Two faculty members and two students at the School of Medicine have been awarded the Innovation in Medical Education Award from the Northeast Group on Educational Affairs (NEGEA) for a project to incorporate LGBTQI-health related content through the medical school curriculum.
The award will be presented May 6 at the NEGEA Education Meeting in Rochester, N.Y. It includes a $3,000 stipend to be applied at the award recipients’ discretion for continued improvement in medical education.
The group includes John A. Encandela, Ph.D., associate professor of psychiatry, and associate director for curriculum and educator assessment at the Teaching and Learning Center; Michael L. Schwartz, Ph.D., associate professor of neuroscience, director of medical studies in neurobiology, and associate dean for curriculum; Nicole A. Sitkin, a third-year medical student and chair of the Dean's Advisory Council for LGBTQI+ Affairs; and first-year medical student Michael Solotke.

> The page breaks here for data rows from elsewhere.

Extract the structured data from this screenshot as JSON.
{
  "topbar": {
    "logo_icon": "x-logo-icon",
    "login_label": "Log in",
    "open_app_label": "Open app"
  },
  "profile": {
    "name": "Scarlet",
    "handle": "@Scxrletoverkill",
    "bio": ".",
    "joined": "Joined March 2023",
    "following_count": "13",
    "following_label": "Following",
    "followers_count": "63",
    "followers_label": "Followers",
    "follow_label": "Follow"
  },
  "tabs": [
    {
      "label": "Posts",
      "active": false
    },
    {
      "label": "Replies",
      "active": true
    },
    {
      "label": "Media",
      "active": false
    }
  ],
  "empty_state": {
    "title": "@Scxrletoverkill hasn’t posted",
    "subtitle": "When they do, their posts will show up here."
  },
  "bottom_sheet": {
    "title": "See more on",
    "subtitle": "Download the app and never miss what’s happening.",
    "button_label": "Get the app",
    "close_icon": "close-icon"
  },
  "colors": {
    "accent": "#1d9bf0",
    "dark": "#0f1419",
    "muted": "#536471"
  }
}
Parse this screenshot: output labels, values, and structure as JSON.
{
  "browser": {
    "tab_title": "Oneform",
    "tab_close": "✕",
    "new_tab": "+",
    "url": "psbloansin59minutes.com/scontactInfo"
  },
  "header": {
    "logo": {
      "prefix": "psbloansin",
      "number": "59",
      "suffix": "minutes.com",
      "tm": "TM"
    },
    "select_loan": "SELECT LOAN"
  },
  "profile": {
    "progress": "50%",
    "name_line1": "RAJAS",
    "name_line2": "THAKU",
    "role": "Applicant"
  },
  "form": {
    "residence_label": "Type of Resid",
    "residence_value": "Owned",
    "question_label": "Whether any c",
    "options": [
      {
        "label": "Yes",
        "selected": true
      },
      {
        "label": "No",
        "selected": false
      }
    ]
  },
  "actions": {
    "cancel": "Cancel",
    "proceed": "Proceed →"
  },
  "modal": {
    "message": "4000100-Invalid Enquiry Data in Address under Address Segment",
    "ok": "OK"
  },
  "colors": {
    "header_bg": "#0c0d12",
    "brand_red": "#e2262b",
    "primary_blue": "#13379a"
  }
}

The award-winning innovation was titled, “Strategy for Assessing Need and Developing a Topical Curricular Thread Addressing Sexual and Gender Minority Health.” The writers developed a process to assess the need and to gain institutional support for a curriculum that focuses on providing healthcare to specific patient populations, such as people who are lesbian, gay, bisexual, transgender, queer, and intersex (LGBTQI).
They said sexual and gender minority health did not receive enough attention in their medical school curriculum.
“Our project demonstrates a strategy for assessing ‘local’ medical school need for sexual and gender minority health (SGMH) curriculum, as well as nurturing the process of adoption and institutionalization of such curriculum at a time when educators are expected to fit in curricular content covering more topics in less time,” the authors wrote.
The first new curriculum components were implemented at the medical school in fall 2015, and more are planned. The writers reported that faculty and student feedback has been “predominantly positive,” and that there is “high evidence of buy-in and satisfaction with implementation by faculty.”
“Students overwhelmingly believe that content is relative to their ability to serve sexual and gender minority patients and state appreciation for inclusion of components,” they wrote. “They are largely satisfied with the quality of learning activities, but do make recommendations for improvements and other enhancements in future iterations.”
The NEGEA is one of four regional groups of the Association of American Medical College's Group on Educational Affairs (GEA). The group’s purpose is to promote excellence in the education of medical students, residents, and physicians through the professional development of medical educators.